### WHAT IS NEEDED
Whenever a line of the listing contains the string "simulation", return that line.

### RECORDS FOR THE TASK
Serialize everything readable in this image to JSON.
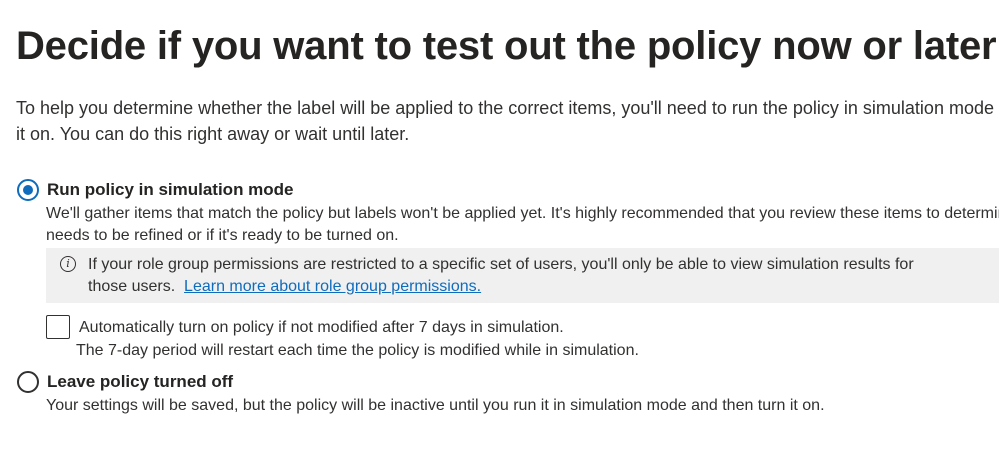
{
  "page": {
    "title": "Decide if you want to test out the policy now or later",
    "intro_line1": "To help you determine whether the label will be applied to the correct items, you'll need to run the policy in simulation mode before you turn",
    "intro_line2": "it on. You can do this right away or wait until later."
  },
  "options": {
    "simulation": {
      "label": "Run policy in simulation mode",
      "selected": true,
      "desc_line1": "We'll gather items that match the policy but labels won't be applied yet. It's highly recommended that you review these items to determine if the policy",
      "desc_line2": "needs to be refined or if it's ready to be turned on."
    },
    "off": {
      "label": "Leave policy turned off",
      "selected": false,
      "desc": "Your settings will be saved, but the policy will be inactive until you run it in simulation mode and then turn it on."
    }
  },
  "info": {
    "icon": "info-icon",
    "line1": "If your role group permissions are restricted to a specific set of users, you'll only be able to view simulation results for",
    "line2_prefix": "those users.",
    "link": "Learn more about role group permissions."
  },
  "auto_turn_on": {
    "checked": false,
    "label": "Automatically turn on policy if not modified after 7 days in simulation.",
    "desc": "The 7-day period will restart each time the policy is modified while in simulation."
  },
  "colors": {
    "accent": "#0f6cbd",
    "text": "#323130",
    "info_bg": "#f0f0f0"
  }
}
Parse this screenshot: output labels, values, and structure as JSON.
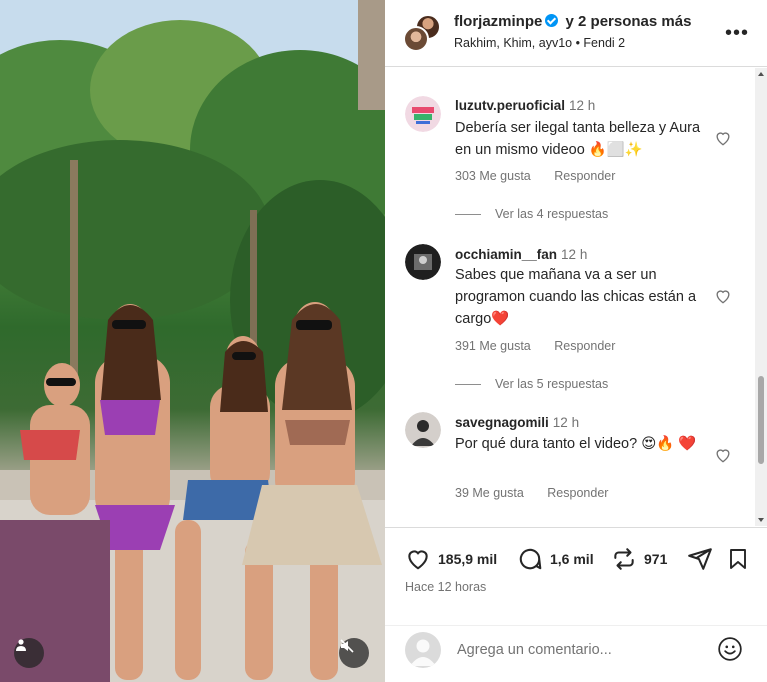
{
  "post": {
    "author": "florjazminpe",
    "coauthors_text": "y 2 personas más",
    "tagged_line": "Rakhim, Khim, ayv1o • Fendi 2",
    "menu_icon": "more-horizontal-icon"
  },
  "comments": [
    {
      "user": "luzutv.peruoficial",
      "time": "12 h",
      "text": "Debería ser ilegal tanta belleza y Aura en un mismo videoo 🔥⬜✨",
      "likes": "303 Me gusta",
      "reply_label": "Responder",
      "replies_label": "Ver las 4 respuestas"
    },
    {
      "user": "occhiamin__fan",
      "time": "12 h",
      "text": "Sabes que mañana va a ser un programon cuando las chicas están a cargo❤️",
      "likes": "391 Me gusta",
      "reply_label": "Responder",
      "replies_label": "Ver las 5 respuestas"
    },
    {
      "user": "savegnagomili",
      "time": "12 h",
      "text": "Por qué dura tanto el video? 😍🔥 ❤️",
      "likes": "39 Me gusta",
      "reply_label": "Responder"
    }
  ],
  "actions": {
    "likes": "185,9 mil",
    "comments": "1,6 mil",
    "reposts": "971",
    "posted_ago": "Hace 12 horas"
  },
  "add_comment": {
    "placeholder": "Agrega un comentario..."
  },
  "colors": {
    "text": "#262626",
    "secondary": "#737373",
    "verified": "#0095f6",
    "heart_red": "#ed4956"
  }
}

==

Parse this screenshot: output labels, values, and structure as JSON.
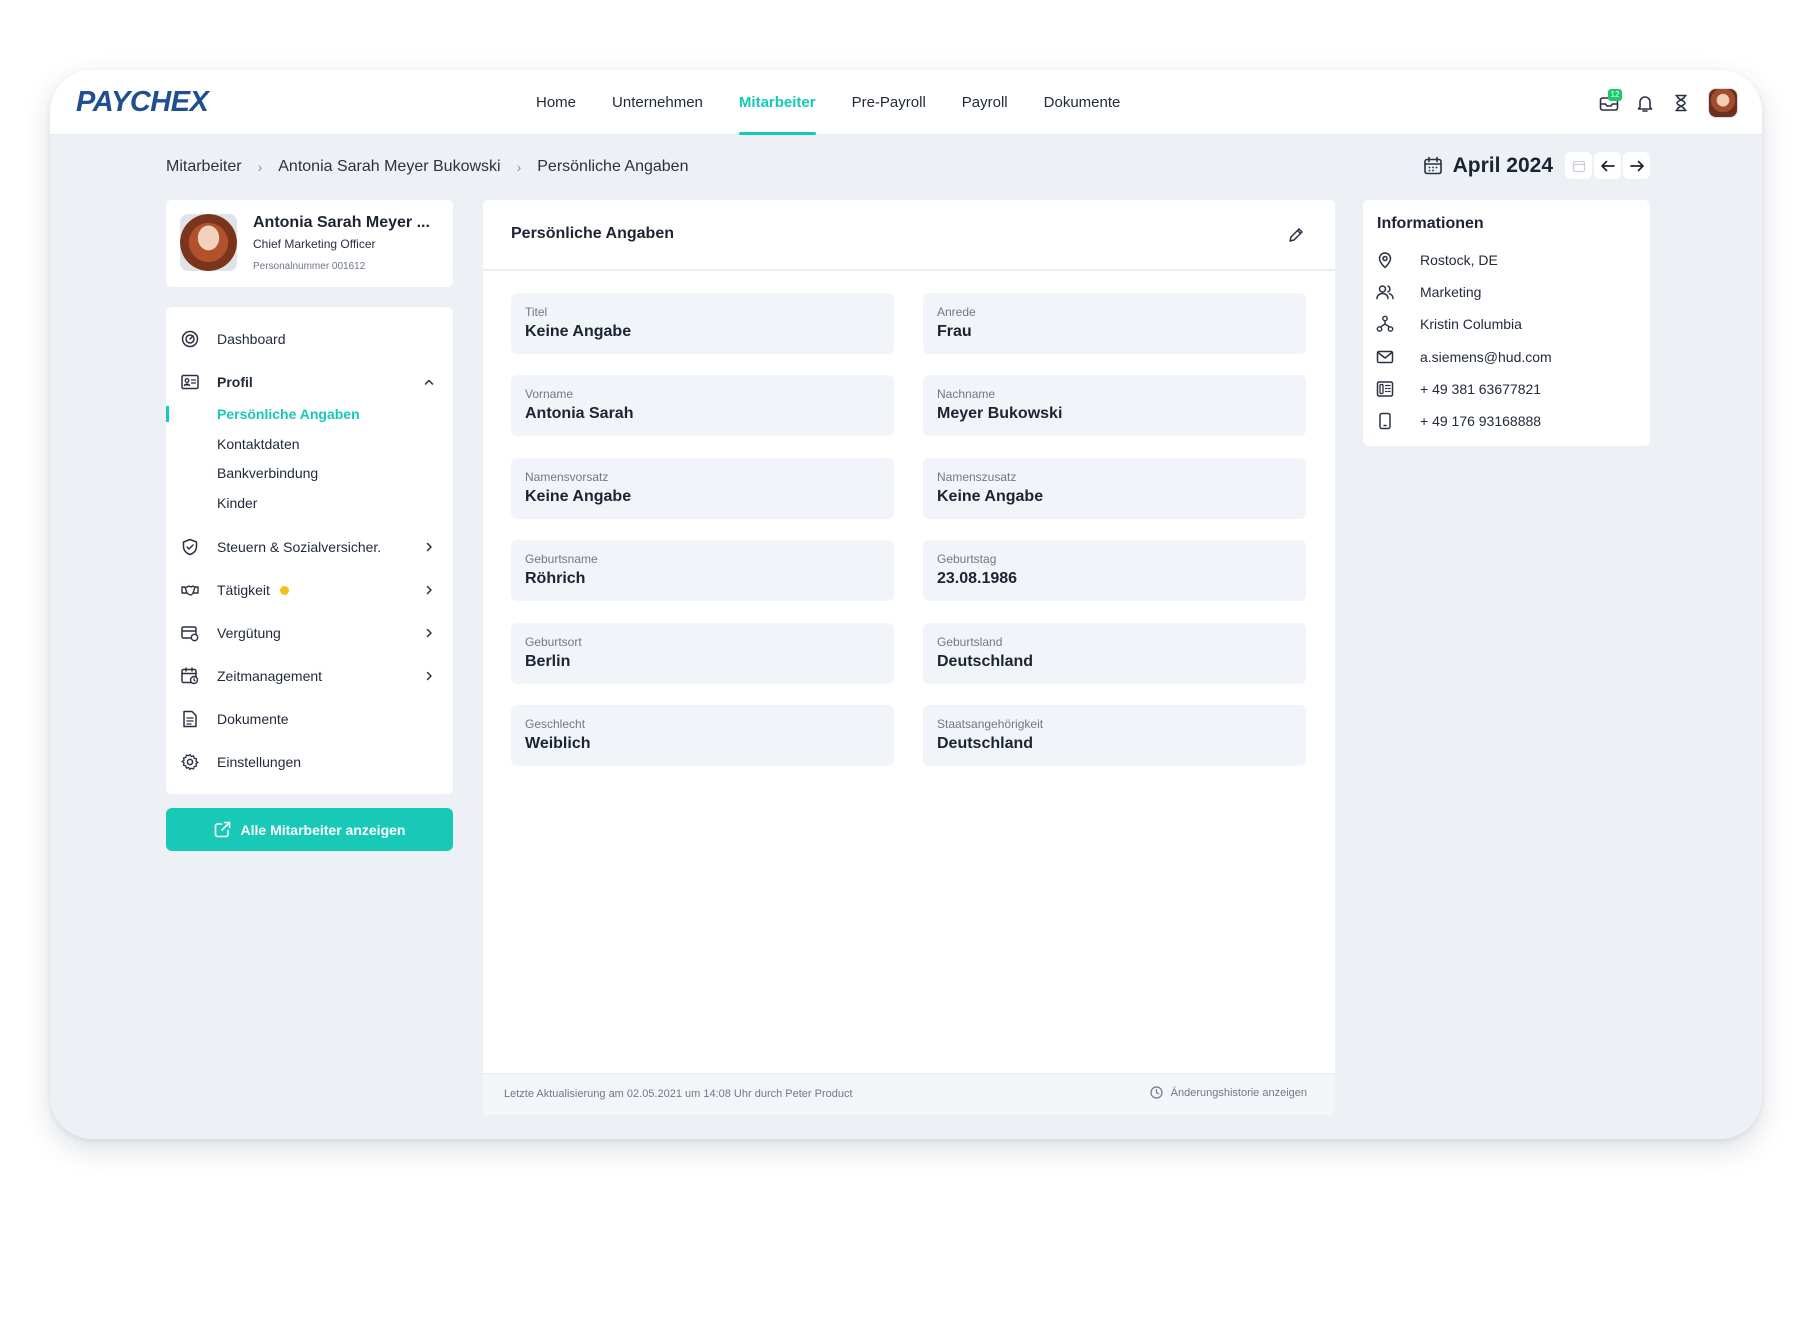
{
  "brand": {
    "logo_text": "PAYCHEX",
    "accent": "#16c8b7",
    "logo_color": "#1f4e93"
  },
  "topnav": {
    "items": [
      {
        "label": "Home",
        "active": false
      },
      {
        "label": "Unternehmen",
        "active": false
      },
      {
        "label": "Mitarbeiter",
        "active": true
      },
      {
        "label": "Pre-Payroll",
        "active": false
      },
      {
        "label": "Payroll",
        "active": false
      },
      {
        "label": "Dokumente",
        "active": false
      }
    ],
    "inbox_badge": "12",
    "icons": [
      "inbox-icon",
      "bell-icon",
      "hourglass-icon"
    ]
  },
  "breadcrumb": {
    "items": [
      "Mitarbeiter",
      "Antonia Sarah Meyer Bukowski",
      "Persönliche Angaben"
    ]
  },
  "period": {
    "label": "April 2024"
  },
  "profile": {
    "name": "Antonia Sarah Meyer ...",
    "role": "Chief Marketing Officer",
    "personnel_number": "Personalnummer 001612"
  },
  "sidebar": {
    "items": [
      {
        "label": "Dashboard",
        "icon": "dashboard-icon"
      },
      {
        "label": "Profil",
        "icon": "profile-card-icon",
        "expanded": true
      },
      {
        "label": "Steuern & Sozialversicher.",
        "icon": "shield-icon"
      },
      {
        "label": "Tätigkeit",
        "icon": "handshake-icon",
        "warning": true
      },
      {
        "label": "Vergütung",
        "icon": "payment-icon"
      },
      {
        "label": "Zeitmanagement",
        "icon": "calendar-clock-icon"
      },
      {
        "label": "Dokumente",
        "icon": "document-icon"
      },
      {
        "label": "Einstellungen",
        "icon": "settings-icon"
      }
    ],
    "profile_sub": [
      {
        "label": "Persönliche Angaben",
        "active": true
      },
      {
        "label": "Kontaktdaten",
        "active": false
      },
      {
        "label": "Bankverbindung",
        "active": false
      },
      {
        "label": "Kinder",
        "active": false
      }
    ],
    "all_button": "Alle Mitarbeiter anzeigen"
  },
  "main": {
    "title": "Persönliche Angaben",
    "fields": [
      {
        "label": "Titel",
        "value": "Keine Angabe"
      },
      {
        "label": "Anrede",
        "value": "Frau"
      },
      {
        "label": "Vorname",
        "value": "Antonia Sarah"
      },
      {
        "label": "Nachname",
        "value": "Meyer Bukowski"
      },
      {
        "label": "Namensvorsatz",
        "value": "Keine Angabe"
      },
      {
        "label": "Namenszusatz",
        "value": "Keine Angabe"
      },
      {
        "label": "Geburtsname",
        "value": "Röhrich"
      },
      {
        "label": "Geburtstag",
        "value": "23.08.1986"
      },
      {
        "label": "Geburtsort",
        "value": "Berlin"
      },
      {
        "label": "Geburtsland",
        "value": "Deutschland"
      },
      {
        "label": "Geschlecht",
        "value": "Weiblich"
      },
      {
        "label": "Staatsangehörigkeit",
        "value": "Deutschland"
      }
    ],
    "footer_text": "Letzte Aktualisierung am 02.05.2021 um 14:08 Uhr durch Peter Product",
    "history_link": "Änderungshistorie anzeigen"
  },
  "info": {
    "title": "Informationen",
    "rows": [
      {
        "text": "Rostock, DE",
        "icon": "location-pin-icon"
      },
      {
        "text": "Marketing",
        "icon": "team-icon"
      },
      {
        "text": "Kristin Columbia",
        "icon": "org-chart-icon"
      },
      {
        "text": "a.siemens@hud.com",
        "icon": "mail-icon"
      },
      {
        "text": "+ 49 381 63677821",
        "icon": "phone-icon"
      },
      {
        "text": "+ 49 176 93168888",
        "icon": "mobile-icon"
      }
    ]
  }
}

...

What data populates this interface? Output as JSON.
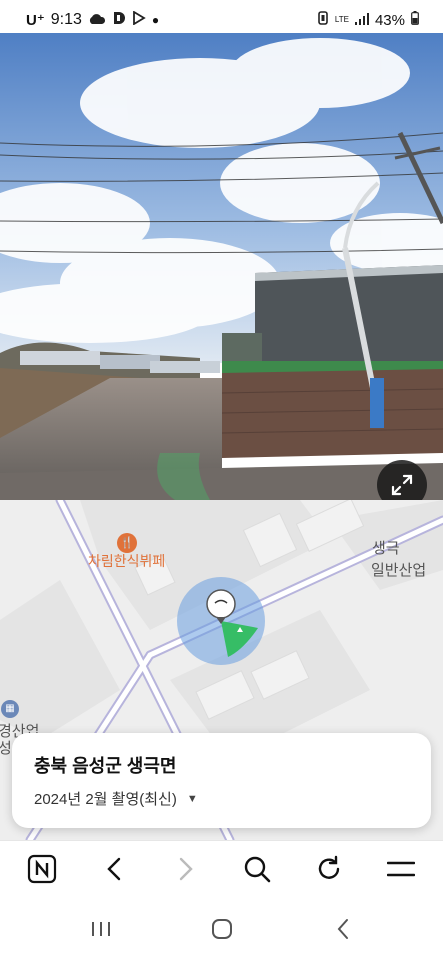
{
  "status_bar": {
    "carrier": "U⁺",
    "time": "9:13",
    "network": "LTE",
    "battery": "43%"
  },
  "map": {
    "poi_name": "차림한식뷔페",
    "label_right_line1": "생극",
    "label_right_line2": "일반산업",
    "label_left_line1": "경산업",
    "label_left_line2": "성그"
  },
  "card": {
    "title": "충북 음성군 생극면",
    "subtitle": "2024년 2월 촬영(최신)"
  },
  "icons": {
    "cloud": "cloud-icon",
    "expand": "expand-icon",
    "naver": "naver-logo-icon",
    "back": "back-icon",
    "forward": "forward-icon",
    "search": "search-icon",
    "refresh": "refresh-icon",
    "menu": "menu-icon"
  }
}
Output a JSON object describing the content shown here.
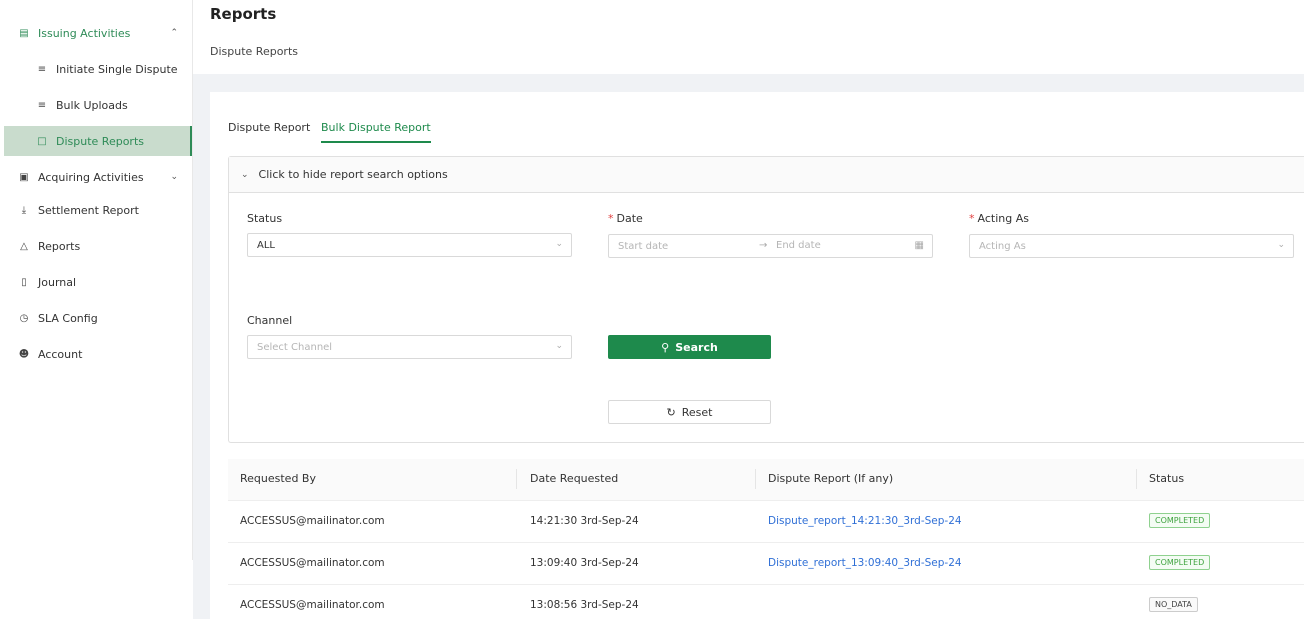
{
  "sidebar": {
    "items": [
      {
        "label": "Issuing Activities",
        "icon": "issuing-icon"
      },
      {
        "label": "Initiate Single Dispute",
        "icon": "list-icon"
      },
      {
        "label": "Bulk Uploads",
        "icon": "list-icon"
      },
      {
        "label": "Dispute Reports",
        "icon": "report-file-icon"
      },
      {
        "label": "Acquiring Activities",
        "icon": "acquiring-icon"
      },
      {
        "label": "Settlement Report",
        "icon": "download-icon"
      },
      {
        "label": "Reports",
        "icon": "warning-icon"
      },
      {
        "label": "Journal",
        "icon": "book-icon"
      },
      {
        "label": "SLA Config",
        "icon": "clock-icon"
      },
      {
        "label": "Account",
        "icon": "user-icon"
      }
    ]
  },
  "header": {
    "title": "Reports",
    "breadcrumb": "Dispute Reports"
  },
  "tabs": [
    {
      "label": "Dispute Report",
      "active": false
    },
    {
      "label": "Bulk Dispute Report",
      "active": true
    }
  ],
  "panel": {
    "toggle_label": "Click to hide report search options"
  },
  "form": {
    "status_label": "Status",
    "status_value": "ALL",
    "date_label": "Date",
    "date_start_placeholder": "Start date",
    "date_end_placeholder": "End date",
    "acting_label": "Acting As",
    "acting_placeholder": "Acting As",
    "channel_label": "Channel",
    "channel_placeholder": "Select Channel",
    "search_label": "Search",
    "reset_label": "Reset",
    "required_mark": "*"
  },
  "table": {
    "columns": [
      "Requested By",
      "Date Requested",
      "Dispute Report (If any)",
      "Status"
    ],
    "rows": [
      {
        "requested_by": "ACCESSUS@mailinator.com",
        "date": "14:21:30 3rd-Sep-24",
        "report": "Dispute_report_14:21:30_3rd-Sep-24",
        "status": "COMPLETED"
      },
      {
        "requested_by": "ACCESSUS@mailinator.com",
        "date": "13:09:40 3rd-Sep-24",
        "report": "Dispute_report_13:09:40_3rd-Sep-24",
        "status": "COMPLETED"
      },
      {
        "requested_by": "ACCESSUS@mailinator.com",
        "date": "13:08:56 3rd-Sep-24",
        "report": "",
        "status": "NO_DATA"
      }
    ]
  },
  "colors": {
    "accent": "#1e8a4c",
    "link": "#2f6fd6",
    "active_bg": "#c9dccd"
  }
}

### COMPLETED TASK
    "intro_line1": "To help you determine whether the label will be applied to the correct items, you'll need to run the policy in simulation mode before you turn",
    "simulation": {
      "label": "Run policy in simulation mode",
      "desc": "Your settings will be saved, but the policy will be inactive until you run it in simulation mode and then turn it on."
    "line1": "If your role group permissions are restricted to a specific set of users, you'll only be able to view simulation results for",
    "label": "Automatically turn on policy if not modified after 7 days in simulation.",
    "desc": "The 7-day period will restart each time the policy is modified while in simulation."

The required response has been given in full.